BRIEF: Please give back, exactly as written, only the line containing "Enumerate this screenshot's" and every line after it until the data below ends.

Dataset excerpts

%%

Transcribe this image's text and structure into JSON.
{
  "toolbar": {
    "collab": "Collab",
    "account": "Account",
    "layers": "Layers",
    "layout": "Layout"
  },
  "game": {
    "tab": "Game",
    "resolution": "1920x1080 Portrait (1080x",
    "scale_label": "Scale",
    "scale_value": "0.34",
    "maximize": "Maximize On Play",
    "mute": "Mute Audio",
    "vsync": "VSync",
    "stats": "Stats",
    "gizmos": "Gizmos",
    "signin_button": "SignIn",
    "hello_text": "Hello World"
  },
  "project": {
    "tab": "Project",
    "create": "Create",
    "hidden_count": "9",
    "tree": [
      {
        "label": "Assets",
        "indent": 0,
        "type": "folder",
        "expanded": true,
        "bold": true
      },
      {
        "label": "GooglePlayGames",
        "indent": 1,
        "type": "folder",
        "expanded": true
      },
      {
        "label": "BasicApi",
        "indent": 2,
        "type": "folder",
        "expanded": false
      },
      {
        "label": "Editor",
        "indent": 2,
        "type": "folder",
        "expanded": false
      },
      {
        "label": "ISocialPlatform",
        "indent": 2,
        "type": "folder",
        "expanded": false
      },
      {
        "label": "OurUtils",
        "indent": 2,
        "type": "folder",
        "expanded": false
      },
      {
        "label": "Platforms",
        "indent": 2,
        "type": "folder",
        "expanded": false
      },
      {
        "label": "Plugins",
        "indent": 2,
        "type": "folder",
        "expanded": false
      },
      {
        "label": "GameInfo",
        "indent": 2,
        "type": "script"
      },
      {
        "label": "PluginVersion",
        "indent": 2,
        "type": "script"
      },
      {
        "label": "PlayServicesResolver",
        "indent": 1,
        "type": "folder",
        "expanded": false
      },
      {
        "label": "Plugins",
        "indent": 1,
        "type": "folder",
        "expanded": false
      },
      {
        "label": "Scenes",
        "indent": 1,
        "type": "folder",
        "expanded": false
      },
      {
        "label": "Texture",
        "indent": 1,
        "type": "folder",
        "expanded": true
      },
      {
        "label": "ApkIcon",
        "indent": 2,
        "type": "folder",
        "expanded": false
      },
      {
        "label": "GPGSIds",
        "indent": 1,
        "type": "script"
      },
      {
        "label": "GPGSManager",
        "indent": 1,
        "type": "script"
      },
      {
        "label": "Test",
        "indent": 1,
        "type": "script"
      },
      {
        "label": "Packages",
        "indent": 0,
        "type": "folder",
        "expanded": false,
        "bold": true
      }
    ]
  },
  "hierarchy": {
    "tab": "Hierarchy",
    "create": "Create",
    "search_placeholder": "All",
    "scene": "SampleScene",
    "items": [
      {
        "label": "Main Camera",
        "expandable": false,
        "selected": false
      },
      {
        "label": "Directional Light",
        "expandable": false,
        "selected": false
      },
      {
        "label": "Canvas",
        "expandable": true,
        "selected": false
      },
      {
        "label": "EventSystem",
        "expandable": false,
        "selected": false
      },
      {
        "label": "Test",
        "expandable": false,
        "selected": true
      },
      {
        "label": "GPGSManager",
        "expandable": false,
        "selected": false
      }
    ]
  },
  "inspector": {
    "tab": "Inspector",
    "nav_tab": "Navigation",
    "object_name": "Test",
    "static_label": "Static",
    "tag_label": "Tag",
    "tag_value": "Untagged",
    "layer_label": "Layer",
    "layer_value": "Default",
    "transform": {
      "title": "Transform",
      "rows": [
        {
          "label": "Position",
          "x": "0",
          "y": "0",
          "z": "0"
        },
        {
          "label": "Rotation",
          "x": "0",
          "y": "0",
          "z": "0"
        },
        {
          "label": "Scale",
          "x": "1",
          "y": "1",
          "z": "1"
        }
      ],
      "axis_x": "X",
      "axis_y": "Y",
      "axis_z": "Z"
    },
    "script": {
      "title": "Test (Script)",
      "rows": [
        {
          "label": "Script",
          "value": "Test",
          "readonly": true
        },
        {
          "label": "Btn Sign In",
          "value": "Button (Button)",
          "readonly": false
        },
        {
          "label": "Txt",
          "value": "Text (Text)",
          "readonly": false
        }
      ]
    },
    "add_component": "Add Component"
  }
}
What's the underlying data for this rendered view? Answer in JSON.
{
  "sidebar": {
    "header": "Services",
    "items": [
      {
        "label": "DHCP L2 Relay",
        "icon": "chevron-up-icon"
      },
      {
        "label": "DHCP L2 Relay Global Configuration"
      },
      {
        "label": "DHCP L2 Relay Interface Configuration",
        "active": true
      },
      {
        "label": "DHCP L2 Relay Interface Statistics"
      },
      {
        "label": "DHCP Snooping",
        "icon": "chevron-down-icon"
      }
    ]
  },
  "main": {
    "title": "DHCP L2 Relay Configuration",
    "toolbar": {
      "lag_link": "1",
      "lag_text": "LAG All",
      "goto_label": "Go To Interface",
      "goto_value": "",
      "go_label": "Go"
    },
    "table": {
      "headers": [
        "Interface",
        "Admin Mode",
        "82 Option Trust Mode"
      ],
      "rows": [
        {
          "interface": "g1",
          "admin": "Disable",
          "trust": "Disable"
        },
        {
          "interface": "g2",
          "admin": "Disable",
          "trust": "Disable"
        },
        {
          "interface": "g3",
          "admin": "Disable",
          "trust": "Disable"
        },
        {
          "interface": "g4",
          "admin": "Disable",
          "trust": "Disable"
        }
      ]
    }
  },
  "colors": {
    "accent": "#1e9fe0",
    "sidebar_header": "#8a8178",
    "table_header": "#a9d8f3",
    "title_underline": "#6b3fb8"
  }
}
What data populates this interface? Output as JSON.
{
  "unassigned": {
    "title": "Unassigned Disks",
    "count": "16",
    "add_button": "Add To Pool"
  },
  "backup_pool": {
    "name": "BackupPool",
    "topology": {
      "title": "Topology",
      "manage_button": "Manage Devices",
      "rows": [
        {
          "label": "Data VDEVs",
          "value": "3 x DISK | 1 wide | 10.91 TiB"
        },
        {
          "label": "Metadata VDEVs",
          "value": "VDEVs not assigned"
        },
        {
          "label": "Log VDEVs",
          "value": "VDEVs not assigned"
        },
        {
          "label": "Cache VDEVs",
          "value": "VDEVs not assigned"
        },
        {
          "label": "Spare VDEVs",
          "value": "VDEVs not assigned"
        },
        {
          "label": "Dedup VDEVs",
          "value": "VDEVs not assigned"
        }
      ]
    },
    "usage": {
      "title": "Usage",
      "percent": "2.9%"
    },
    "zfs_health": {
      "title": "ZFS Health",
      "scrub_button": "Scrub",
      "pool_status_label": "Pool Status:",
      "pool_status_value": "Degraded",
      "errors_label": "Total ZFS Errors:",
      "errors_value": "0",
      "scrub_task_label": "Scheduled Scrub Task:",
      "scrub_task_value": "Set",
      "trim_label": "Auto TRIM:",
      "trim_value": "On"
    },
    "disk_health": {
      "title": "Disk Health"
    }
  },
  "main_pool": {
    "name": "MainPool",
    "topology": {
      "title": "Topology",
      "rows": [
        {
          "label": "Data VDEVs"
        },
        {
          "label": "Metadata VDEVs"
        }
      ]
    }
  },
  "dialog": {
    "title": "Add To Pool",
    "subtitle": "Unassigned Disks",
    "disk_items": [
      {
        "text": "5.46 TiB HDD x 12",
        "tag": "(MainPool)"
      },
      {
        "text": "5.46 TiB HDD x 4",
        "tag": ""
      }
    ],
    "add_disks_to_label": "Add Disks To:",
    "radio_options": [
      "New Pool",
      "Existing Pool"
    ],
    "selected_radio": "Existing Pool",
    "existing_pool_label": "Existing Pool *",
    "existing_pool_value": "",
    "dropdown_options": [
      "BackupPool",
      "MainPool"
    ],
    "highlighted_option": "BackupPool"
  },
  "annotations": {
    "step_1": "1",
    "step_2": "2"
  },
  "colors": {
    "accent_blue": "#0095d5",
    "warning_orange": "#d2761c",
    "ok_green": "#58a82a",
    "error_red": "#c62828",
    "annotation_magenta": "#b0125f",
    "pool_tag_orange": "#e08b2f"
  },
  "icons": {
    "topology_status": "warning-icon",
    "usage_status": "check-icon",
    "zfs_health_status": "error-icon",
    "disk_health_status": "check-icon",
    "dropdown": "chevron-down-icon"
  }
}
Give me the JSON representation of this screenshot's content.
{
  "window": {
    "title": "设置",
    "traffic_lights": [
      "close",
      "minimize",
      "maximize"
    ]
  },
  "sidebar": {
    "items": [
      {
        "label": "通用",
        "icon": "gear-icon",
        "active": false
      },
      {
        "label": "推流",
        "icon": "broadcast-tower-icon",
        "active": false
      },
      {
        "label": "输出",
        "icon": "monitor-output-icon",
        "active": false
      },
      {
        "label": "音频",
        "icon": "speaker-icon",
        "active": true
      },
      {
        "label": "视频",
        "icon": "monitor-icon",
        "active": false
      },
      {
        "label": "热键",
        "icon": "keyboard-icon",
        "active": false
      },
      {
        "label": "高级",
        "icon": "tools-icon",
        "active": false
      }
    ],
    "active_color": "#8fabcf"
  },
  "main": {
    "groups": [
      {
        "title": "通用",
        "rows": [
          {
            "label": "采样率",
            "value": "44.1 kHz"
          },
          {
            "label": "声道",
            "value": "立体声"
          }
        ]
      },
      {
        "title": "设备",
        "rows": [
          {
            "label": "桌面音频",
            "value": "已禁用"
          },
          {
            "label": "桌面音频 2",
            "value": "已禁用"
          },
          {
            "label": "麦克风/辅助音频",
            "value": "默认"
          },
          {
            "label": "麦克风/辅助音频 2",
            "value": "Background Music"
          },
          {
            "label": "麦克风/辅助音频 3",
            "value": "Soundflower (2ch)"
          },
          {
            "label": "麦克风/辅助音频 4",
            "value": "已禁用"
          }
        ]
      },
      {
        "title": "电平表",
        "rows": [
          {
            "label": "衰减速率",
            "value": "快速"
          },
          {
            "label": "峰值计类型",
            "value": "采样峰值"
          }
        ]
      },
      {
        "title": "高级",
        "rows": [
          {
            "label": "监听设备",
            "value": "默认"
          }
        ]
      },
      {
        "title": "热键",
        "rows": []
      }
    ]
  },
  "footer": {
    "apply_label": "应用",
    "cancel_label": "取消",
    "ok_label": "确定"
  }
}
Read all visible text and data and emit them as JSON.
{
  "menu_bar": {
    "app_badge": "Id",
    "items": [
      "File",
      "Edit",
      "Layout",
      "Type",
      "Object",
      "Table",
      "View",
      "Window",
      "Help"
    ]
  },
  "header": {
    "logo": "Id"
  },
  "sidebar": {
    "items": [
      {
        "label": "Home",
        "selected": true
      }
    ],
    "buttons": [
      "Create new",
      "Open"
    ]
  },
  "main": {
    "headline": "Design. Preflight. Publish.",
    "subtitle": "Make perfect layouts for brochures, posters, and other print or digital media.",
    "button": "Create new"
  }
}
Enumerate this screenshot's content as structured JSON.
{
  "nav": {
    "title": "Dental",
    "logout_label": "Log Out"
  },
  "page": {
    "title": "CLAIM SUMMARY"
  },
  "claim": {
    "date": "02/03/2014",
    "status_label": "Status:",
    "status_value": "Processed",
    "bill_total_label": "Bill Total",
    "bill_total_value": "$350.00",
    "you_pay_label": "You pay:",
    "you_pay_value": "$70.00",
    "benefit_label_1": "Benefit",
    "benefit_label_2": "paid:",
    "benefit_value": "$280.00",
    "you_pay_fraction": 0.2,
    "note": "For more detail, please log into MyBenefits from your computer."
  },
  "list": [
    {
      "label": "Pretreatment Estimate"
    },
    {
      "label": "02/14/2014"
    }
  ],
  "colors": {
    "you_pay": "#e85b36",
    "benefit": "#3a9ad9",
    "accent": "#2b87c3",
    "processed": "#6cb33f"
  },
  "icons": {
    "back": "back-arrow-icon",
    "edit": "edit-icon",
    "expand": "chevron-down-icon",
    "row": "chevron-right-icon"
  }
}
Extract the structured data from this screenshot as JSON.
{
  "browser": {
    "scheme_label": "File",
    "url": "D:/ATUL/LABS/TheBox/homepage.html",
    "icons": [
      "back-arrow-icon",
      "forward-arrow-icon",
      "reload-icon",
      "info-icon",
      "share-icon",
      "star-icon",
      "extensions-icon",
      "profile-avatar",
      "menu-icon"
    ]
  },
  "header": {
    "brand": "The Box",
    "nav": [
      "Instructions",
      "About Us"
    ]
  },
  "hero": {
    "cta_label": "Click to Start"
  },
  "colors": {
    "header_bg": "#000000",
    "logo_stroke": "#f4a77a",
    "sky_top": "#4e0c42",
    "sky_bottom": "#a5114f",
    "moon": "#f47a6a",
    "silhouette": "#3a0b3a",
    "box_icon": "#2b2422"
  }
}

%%

EXERCISE SOLUTION:
Enumerate this screenshot's content as structured JSON.
{
  "nav": {
    "title": "Dental",
    "logout_label": "Log Out"
  },
  "page": {
    "title": "CLAIM SUMMARY"
  },
  "claim": {
    "date": "02/03/2014",
    "status_label": "Status:",
    "status_value": "Processed",
    "bill_total_label": "Bill Total",
    "bill_total_value": "$350.00",
    "you_pay_label": "You pay:",
    "you_pay_value": "$70.00",
    "benefit_label_1": "Benefit",
    "benefit_label_2": "paid:",
    "benefit_value": "$280.00",
    "you_pay_fraction": 0.2,
    "note": "For more detail, please log into MyBenefits from your computer."
  },
  "list": [
    {
      "label": "Pretreatment Estimate"
    },
    {
      "label": "02/14/2014"
    }
  ],
  "colors": {
    "you_pay": "#e85b36",
    "benefit": "#3a9ad9",
    "accent": "#2b87c3",
    "processed": "#6cb33f"
  },
  "icons": {
    "back": "back-arrow-icon",
    "edit": "edit-icon",
    "expand": "chevron-down-icon",
    "row": "chevron-right-icon"
  }
}
Extract the structured data from this screenshot as JSON.
{
  "browser": {
    "scheme_label": "File",
    "url": "D:/ATUL/LABS/TheBox/homepage.html",
    "icons": [
      "back-arrow-icon",
      "forward-arrow-icon",
      "reload-icon",
      "info-icon",
      "share-icon",
      "star-icon",
      "extensions-icon",
      "profile-avatar",
      "menu-icon"
    ]
  },
  "header": {
    "brand": "The Box",
    "nav": [
      "Instructions",
      "About Us"
    ]
  },
  "hero": {
    "cta_label": "Click to Start"
  },
  "colors": {
    "header_bg": "#000000",
    "logo_stroke": "#f4a77a",
    "sky_top": "#4e0c42",
    "sky_bottom": "#a5114f",
    "moon": "#f47a6a",
    "silhouette": "#3a0b3a",
    "box_icon": "#2b2422"
  }
}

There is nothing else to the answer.